A guide on how to win CapSim and understand all of its parts and win the simulation in MBA course

Emergency Loan – Capsim Finance Strategy part 1

In this post I am going to write about Emergency Loan – thing that scare every team and will severely hurt your score in this MBA simulation.

Emergency loan in Capsim is the Short-term loan that you have to borrow in a round due to the shortage of money. And like the short term borrowing your team will have to pay it back in the next round. So think of this: If you have an Emergency loan in this round and you do not know how to improve the cash flow, it is very likely that your team will have emergency loan in the next round. I have seen a lot of teams got panic after this and they made even bigger mistake.

From my experience, one common reason for Emergency loan could be excessive Inventory – which come from some wrong R&D decisions or wrong Forecasting (that’s why in my R&D Strategy in Capsim posts I told you to read the Industry Condition Report very carefully). Either producing too much or your sensors getting out of the Customers’ Buying Criteria could lead to high Inventory costs.

The second reason is bad Cash flow, in the first three rounds you will need a huge amount of money for investments such as capacity, automation level, designing new products, and marketing campaign. Actually, excessive Inventory causes bad Cash flow too because Inventory is deducted from Cash flow from operating activities. See the picture below for more information. Digby had a negative Net cash from operations of $8 million with a negative $13 million from Inventory (but it shows $8k and $13k)

Andrews, Baldwin, Digby all had negative Cash flow and 5 out of 6 teams got Emergency loan since they did not have enough cash as of December 31.

So, as you can see Ferris had a Negative Cash flow but how did they not get the Emergency loan? It was because their Cash account in Balance sheet was $27 million after the deduction (the red circle). It means they had plenty of cash and I’m pretty sure that they did not need to worry about a Negative cash flow.

I will analyze the next round (Round 4) as well so you guys will have a better idea of what I’m talking about:

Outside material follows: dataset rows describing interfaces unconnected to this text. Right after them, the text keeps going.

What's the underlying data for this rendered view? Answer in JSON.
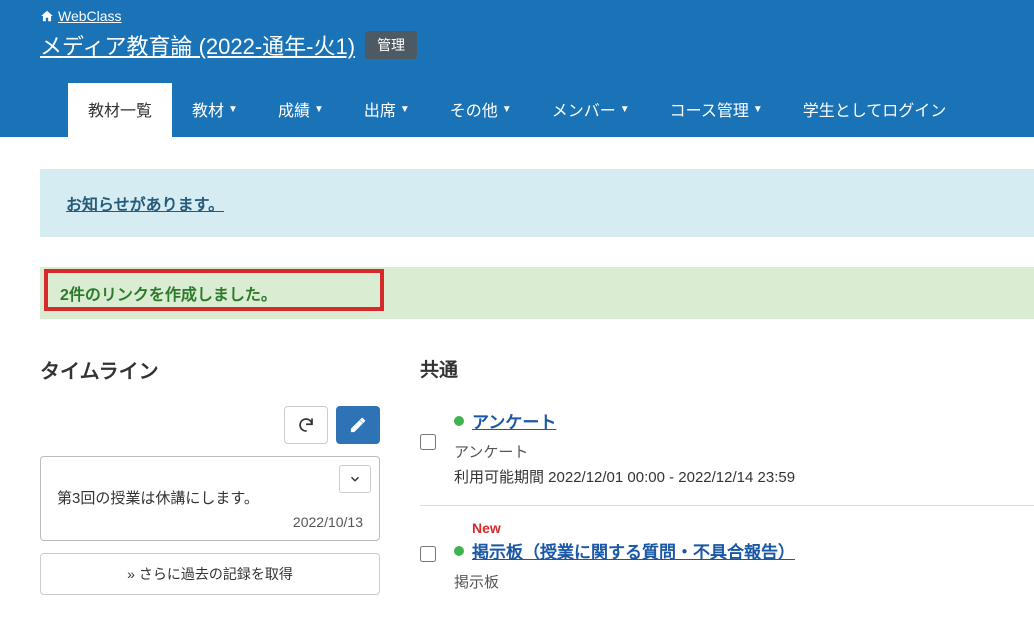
{
  "brand": "WebClass",
  "course": {
    "title": "メディア教育論 (2022-通年-火1)",
    "admin_label": "管理"
  },
  "nav": {
    "active": "教材一覧",
    "items": [
      {
        "label": "教材一覧",
        "dropdown": false
      },
      {
        "label": "教材",
        "dropdown": true
      },
      {
        "label": "成績",
        "dropdown": true
      },
      {
        "label": "出席",
        "dropdown": true
      },
      {
        "label": "その他",
        "dropdown": true
      },
      {
        "label": "メンバー",
        "dropdown": true
      },
      {
        "label": "コース管理",
        "dropdown": true
      },
      {
        "label": "学生としてログイン",
        "dropdown": false
      }
    ]
  },
  "notice": {
    "text": "お知らせがあります。"
  },
  "success": {
    "text": "2件のリンクを作成しました。"
  },
  "timeline": {
    "heading": "タイムライン",
    "item": {
      "message": "第3回の授業は休講にします。",
      "date": "2022/10/13"
    },
    "more": "» さらに過去の記録を取得"
  },
  "materials": {
    "heading": "共通",
    "items": [
      {
        "title": "アンケート",
        "type": "アンケート",
        "period": "利用可能期間 2022/12/01 00:00 - 2022/12/14 23:59",
        "new": false
      },
      {
        "title": "掲示板（授業に関する質問・不具合報告）",
        "type": "掲示板",
        "period": "",
        "new": true,
        "new_label": "New"
      }
    ]
  }
}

We can see some improvements of cash flow in this round but Digby and Baldwin were still in trouble.

– Chester, Erie and Ferris cleared their inventory and got positive cash flow from Inventory (the red arrows).

– Chester sold their capacity to have more cash – the red underline. This was not really “improvement”, they got cash for this round but it would be bad for the next rounds since you can only get 65% of your money back when selling capacity. So, if it was not super urgent, I would never suggest selling capacity. You can have better solution for your cash flow. However, Chester got cash and their cash position will be okay for the next round.

– Andrews borrowed more long-term debt and issued common stocks – very wise solution here. They could pay off the debt while still had cash.

– Digby got even more Inventory costs of $13 million and they had to pay off short term debt (Emergency loan from last round). As a result, they got another Emergency loan for this round.

If you want to improve your financial ratios and avoid Emergency loan , here are some advice:

– R&D your products with the right specifications and forecast your sales to minimize the inventory, which will lower the cost of inventory

– Try not to borrow short-term loan, but borrow long-term money and issue stocks instead

– Always check your Finance tabs, if you see the negative Year-end cash, your team need more cash, either by lower the expenses or borrow money or issue stocks. However, the year-end cash in Finance tab is just a forecasted number, if you know what you are doing, a few negative million would not be a problem. For those who do not have any idea how it works, make sure you have at least 5-10 million in cash left at the end of the year.

– Leverage ratio – a super important ratio that affects your Balanced Scorecard – should be around 2.0 to 2.4.